The horrifying details of Mr. Rader's crimes — “projects,” he likes to call them — kept coming from the stand:

How he pulled down Nancy Fox's underpants, lay on her and whispered to her that he was BTK. How he brought Marine Hedge's body to his church basement and photographed her in various bondage positions. How he dreamed of having a torture chamber.

“He doesn't have a heart,” said Jeff Davis, son Dolores Davis, one of Mr. Rader's victims. “He doesn't have a soul.”

The court heard how Mr. Rader hanged cats and dogs, and how he experimented with bondage in his parents' basement. Detective Clint Snyder testified the serial killer told investigators he used a squeeze ball to strengthen his grip after finding his hands got numb during strangulations.

All of it seemed to have little effect on Mr. Rader, who sat stoic through most of the proceedings, taking notes on a legal pad at times, sipping water at others. He was not handcuffed; he was neatly dressed in a jacket and tie.

Victim by victim, prosecutors described the murders — killings motivated, they said, by Mr. Rader's deviant sexual desires.

They told of his writings describing what he termed “After Life Concept of Victim,” the killer's warped vision of how he'd be served by the slain in the afterlife.

Joseph Otero Sr. would be his bodyguard; Mr. Otero's wife, Julie, his bathroom attendant; he planned to make Kathryn Bright, 21, his “sexual bondage girl” and Nancy Fox, 25, his mistress.

And they described the killer's Jekyll-and-Hyde attributes.

He told detectives he gave toys to children locked in a bathroom, and a glass of water to their young mother whom he would soon kill.

“I'm pretty mean or could be,” Mr. Rader told detectives, according to testimony. “But on the other hand I'm very — you know — I'm nice guy.

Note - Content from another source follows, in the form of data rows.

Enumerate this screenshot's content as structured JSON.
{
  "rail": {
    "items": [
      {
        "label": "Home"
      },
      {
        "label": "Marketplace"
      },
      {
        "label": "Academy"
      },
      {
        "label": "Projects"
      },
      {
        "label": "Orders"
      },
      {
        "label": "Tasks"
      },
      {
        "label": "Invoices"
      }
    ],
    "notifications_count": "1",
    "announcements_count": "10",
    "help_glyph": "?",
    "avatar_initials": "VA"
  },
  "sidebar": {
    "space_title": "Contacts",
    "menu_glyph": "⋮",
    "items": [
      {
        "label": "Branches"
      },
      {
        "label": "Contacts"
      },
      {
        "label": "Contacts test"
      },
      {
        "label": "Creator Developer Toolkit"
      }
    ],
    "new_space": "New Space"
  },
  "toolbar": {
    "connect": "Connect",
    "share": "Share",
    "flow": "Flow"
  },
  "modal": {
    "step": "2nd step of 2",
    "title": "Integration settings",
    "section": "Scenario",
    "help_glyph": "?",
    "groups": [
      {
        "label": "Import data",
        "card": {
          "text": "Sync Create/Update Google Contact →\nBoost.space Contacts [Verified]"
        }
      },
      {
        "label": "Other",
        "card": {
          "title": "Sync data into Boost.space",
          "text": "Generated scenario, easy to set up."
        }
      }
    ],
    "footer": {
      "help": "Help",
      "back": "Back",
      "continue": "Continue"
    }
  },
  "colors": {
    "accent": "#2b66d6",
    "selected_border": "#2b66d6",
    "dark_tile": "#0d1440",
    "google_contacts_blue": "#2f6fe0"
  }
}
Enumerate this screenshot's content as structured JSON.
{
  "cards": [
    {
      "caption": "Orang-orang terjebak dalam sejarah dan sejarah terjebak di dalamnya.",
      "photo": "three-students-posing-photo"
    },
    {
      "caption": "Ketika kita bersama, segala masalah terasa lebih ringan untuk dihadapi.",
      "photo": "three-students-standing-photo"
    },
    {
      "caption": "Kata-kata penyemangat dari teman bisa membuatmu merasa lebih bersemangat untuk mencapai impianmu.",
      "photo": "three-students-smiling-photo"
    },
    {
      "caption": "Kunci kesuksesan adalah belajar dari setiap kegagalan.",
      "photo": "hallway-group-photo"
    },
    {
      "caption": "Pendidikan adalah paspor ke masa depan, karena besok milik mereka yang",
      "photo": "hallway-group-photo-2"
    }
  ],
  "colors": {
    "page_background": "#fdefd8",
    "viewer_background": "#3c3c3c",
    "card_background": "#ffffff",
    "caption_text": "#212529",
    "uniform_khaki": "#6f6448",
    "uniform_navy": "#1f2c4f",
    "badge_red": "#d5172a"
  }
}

I'm a nice guy.”

For the families of victims, the testimony was not easy to hear.

Carmen Otero, whose parents and two siblings were Mr. Rader's first victims in 1974, clutched an afghan in the courtroom and nervously tapped her foot on the floor through much of the testimony. She was just 13 when she used a fingernail clipper to try to cut the gag off her mother's face.

Her two living brothers, Charlie and Danny, mostly crossed their arms through the testimony, occasionally wiping away a tear. But when prosecutors projected a close-up photo of his slain sister on the screen, Charlie Otero became visibly flushed, buried his face on his lap and cried.

Such emotion undoubtedly played out throughout the day, in the courtroom and out.

The proceedings mark the beginning of the end of a very long, disturbing chapter in Wichita history.

The 60-year-old Mr. Rader, married until recently and a father of two, first killed in 1974, though the murders continued until 1991. It wasn't until February that authorities zeroed in on the church congregation president and Boy Scout leader. He pleaded guilty in June to the murders.

The sentencing in many ways is a formality, with the only issue before the judge whether Mr. Rader will serve his 10 life sentences consecutively or concurrently. Kansas had no death penalty at the time the killings were committed.

Mr. Rader's attorneys sat silent through most of the testimony Wednesday, declining to cross-examine the witnesses and rarely entering an objection.

btk2 This February 2005 file photo shows the booking of Dennis Rader, who admitted he was the BTK serial killer.